hen you speak of someone "having a powerful voice" you may be referring to the tone, quality, richness, meter, inflection, expressed feeling and even the accent of the speaker's speech? Perhaps we can be impressed by the decibel level a person can reach or by the precise control an individual may have over his voice. Maybe the known experience of a speaker lends particular weight to his or her words and thereby his voice carries with it greater influence.
But in Psalm 29 we are not presented with the voice of a mere man. Here David introduces to us the voice of God! Seven times in this ancient song David calls our attention to the voice of the Almighty. What is it about God's voice that is most outstanding? It wasn't the auditory aesthetics of the sound of God's voice which caused David to exult. It was the practical impact.
When God speaks, things happen. God's words are never void. God said, "Let there be light," and, although there had never been light before, God's voice called it into existence as if it were as old as its Maker.
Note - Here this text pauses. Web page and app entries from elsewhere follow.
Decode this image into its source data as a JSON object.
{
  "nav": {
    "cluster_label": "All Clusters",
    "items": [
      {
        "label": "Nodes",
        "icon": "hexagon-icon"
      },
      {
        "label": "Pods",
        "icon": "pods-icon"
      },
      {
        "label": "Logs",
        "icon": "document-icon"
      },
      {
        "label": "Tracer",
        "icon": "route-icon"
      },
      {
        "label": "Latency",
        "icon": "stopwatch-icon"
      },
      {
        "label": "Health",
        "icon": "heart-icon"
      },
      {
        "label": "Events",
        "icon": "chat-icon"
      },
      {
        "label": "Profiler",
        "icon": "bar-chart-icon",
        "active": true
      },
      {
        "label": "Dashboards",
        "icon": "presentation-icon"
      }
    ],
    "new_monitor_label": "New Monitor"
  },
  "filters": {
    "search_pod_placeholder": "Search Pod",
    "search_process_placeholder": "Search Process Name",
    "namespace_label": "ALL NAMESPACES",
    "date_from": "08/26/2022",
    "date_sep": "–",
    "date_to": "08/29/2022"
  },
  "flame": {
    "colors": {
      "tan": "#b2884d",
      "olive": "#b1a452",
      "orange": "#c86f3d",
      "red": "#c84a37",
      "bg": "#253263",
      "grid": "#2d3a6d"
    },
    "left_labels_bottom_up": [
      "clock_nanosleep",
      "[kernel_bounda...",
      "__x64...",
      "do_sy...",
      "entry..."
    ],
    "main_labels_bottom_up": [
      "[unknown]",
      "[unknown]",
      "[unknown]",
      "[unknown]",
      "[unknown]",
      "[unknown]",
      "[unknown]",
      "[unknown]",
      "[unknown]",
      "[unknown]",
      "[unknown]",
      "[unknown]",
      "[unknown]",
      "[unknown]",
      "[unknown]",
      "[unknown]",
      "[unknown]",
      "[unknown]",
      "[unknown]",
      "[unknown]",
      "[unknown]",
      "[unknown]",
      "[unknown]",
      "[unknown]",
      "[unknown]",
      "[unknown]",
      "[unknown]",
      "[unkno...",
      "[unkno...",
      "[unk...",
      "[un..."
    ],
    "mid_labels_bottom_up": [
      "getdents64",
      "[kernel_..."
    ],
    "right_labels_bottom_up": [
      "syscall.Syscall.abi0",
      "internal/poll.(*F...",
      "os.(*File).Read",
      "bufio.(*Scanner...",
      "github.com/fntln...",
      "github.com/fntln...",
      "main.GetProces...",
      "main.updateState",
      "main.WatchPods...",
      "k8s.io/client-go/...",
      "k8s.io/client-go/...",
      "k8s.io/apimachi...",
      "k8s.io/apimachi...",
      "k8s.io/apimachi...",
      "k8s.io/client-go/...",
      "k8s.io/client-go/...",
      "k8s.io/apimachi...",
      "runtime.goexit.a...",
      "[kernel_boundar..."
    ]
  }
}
His voice is so powerful and efficacious that you can hear Him intoning truth to us from everywhere. He whispers to us in the darkness; He shouts from the thunder. He murmurs from the babbling brook and cries loudly from voluminous waterfalls. Every rustle in the grass is a syllable in a message He aims straight at our hearts. And, let's not forget, His voice is loudest and most distinct when we hear it from the pages of the Scripture.